Top of RECORD SET
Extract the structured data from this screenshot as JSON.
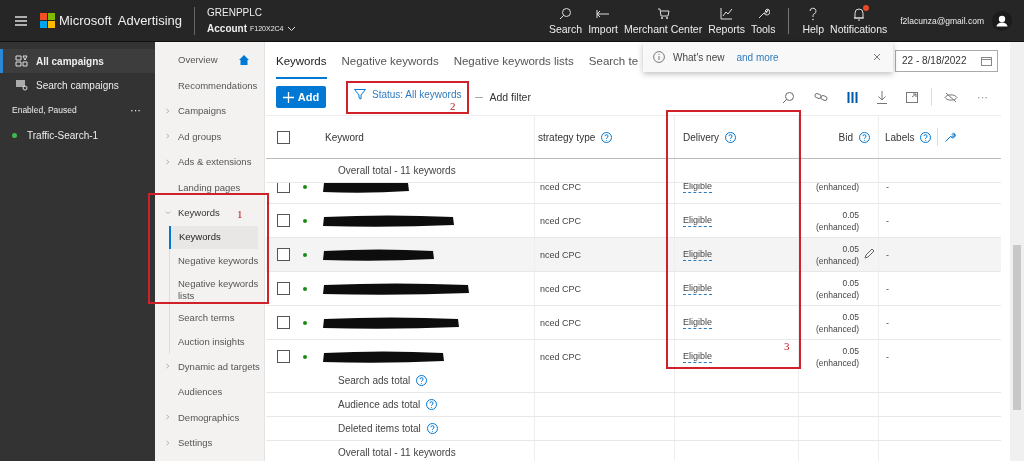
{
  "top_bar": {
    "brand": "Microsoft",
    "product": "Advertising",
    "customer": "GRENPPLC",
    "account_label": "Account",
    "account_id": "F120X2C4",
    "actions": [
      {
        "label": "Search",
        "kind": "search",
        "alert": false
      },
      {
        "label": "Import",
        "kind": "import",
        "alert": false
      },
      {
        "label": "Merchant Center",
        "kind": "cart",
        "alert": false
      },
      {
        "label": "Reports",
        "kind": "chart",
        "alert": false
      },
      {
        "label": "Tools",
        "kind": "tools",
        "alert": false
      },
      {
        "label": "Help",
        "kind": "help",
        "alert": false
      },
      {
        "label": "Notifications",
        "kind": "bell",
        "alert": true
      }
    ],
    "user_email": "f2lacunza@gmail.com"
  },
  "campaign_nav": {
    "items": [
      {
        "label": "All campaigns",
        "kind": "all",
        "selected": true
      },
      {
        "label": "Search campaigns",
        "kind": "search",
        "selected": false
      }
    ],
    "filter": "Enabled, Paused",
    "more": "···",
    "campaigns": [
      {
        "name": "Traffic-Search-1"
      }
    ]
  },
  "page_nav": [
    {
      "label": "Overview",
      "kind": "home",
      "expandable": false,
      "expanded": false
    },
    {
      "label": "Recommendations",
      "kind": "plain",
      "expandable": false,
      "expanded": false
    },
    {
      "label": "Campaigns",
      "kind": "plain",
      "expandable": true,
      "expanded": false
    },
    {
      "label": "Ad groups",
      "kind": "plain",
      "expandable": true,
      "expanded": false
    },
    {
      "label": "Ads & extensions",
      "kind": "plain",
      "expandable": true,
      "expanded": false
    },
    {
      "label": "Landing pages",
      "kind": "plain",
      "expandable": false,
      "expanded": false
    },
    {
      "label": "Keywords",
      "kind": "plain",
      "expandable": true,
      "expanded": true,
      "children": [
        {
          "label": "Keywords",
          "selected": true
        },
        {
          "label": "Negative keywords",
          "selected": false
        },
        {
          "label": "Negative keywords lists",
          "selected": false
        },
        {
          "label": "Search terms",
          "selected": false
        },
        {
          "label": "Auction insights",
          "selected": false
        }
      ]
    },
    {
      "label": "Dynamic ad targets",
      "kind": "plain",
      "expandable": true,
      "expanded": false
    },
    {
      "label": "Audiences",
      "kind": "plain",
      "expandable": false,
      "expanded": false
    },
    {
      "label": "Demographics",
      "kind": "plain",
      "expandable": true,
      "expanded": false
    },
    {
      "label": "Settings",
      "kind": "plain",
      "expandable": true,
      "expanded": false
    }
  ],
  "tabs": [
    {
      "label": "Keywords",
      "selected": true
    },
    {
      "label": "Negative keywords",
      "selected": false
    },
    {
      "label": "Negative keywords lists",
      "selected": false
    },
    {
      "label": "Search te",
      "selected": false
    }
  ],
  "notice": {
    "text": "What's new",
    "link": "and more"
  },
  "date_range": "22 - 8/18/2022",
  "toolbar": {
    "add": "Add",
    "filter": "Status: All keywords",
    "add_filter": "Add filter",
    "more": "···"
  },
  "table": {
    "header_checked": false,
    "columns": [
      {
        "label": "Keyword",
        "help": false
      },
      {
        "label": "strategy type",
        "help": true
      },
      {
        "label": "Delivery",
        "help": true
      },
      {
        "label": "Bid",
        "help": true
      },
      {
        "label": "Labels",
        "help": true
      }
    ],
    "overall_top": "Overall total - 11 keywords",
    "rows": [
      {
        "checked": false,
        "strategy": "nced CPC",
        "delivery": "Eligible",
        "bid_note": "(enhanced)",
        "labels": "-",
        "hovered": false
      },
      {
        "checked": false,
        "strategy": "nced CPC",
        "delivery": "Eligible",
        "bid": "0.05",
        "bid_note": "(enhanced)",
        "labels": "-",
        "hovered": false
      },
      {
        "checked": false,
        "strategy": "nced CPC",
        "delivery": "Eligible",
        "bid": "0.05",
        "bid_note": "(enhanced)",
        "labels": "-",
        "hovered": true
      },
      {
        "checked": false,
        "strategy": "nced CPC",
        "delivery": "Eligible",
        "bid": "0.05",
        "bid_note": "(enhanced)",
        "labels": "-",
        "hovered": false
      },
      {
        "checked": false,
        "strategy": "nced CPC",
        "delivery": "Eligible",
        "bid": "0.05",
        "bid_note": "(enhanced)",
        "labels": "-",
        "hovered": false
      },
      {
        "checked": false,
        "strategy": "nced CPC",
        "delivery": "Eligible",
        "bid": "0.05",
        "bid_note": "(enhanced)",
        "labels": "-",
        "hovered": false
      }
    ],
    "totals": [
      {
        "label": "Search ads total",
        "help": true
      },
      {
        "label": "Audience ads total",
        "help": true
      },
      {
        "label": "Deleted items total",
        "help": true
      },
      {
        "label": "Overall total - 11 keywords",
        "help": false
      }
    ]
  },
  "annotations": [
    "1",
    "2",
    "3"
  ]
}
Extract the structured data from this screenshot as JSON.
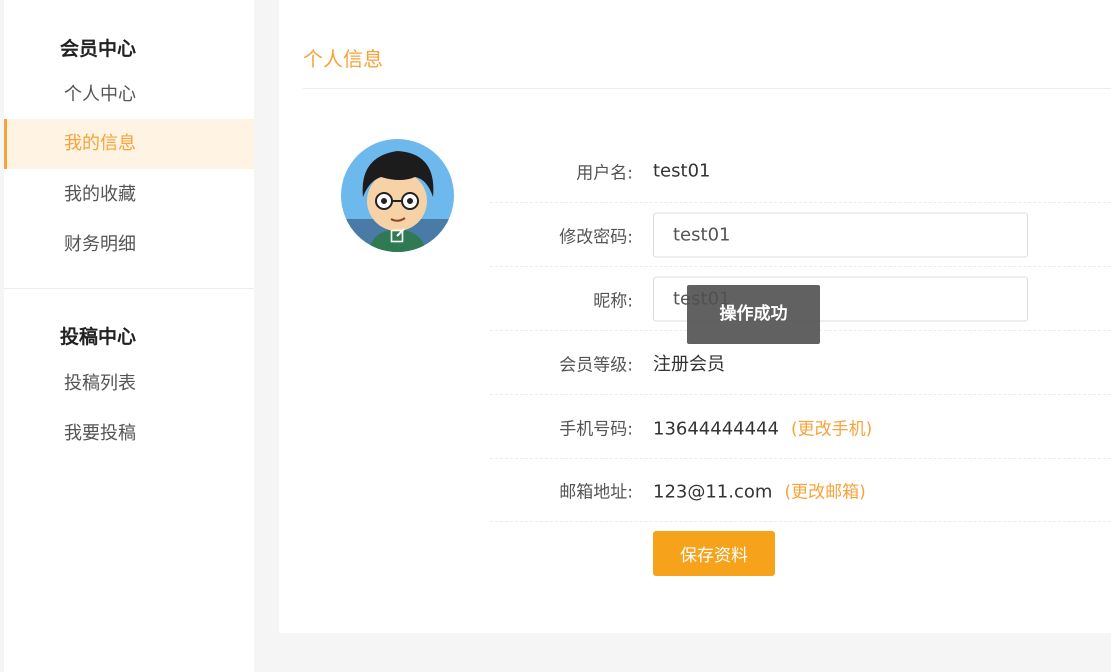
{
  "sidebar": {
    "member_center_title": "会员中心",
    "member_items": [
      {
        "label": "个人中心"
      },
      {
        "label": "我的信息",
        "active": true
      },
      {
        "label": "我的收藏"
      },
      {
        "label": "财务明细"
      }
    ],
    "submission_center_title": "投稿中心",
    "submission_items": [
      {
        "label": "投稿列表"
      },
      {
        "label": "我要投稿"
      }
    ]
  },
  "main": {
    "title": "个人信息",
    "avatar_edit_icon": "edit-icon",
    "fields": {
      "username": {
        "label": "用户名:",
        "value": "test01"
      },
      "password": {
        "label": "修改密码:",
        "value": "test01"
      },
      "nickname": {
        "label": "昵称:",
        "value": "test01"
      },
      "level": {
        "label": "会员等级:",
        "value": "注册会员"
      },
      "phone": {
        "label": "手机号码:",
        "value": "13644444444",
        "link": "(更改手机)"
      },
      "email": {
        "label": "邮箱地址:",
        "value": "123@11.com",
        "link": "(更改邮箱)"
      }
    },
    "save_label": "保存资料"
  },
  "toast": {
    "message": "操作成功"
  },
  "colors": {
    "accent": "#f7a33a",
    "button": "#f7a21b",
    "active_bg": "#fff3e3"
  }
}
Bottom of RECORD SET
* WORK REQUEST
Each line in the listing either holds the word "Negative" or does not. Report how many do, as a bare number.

* EXERCISE OUTPUT
4